The Collect for the Second Sunday after the Epiphany
Almighty God, whose Son our Savior Jesus Christ is the light of the world: Grant that your people, illumined by your Word and Sacraments, may shine with the radiance of Christ’s glory, that he may be known, worshipped, and obeyed to the ends of the earth; through Jesus Christ our Lord, who with you and the Holy Spirit lives and reigns, one God, now and for ever. Amen.
In coming days, Monday Matters will offer reflections on the prayers we say in church on Sunday, the collect of the day. We do this based on the conviction that praying shapes our believing, that what we pray forms us. We do this hoping that the prayers we say on Sunday will carry us through the week.
Let your light shine
I will give you as a light to the nations, that my salvation will reach to the ends of the earth.
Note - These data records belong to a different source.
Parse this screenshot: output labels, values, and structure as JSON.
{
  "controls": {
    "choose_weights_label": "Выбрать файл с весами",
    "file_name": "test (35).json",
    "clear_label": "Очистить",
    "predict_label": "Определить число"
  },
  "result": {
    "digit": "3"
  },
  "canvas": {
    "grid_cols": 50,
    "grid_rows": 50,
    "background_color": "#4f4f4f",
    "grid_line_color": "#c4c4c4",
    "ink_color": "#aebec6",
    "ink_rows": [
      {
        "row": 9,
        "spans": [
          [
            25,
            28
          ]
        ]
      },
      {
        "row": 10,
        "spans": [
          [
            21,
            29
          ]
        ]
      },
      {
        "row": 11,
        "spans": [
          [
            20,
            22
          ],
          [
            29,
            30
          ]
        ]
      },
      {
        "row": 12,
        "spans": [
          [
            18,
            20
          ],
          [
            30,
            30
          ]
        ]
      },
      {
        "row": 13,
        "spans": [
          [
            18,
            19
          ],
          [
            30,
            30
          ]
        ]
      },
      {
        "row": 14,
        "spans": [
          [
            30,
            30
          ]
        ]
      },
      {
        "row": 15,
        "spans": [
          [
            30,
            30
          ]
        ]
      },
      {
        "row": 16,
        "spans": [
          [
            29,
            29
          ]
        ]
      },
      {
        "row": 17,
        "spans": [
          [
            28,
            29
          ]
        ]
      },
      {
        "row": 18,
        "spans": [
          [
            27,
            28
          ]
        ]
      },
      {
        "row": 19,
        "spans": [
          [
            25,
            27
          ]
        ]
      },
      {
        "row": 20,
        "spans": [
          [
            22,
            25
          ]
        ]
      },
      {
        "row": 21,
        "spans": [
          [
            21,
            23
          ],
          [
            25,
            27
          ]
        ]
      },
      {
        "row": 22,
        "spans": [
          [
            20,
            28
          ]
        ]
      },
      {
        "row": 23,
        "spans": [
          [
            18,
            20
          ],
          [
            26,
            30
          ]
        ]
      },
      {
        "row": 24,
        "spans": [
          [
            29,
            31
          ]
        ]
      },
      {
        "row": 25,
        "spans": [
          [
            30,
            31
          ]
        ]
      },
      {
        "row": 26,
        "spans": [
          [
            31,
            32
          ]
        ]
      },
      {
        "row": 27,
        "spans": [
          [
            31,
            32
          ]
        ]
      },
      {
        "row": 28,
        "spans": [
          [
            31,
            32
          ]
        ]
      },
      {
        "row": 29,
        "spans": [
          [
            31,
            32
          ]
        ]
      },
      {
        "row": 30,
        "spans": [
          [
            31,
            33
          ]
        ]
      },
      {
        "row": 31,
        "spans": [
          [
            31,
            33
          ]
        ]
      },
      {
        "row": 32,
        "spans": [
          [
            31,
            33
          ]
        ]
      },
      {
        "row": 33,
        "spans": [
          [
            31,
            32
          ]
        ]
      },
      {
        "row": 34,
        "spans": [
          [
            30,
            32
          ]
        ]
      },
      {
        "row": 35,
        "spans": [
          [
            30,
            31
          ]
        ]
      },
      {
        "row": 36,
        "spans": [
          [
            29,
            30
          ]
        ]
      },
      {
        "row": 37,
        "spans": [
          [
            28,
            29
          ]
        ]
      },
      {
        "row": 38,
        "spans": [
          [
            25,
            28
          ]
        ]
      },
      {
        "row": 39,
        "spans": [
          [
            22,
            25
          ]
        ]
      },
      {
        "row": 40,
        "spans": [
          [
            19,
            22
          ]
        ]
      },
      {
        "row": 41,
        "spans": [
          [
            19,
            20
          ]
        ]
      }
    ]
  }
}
One of my favorite phrases from the Prayer Book appears when, in the course of the eucharist, we remember a saint. That person is referred to as a light in their generation. It says that we have the freedom and responsibility to be that kind of light, something suggested in the collect we heard yesterday in church, when we prayed for the grace to shine with the radiance of Christ’s glory.
I often don’t feel that bright, spiritually and otherwise. This bit about shining becomes aspirational. It is something that Jesus suggests is the call of disciples. In the Sermon on the Mount, Jesus tells his disciples: Let your light shine before others, that they may see your good works and glorify your Father in heaven. Which leads me to wonder on this Monday morning: What does it mean to let our light shine? What does that shining actually look like in life these days?
The first thing to note from the collect is that we don’t shine with our own radiance. Rather it is Christ’s glory shining through us. I take that as a relief because in my heart I know that deep down, on my own, I’m a fairly dim bulb.
At the same time, the temptation comes to all of us (especially clergy) to think that we are the light, the star of the story. Our faith reminds us that God is the star of the story, that we shine with Christ’s light.
So what does it take to let our light shine, to open ourselves to God’s light shining through us? Many things may block that shining light. I was interested in this bit of wisdom from Brené Brown, as she speaks of what it means to let our light shine:
Owning our story can be hard but not nearly as difficult as spending our lives running from it. Embracing our vulnerabilities is risky but not nearly as dangerous as giving up on love and belonging and joy—the experiences that make us the most vulnerable. Only when we are brave enough to explore the darkness will we discover the infinite power of our light.
If we’re wondering what it means to let our lights shine, it can help to remember saints in our generation who have done that. We have set aside today as a remembrance of the life and ministry and witness of Martin Luther King, who had this to say about light:
Darkness cannot drive out darkness; Only light can do that. Hate cannot drive out hate; Only love can do that.
Use this holiday as a chance to reflect on the light and love he showed. Perhaps read the dream-filled speech he gave on the mall in D.C. Or maybe read the prophetic speech he gave the night before he died. The letter he wrote from a Birmingham jail cell has a powerful word, especially for clergy and others who hang around churches.
Take stock of what might be getting in the way of letting your light shine. And say a prayer that God will grant you the grace to let that light shine this week.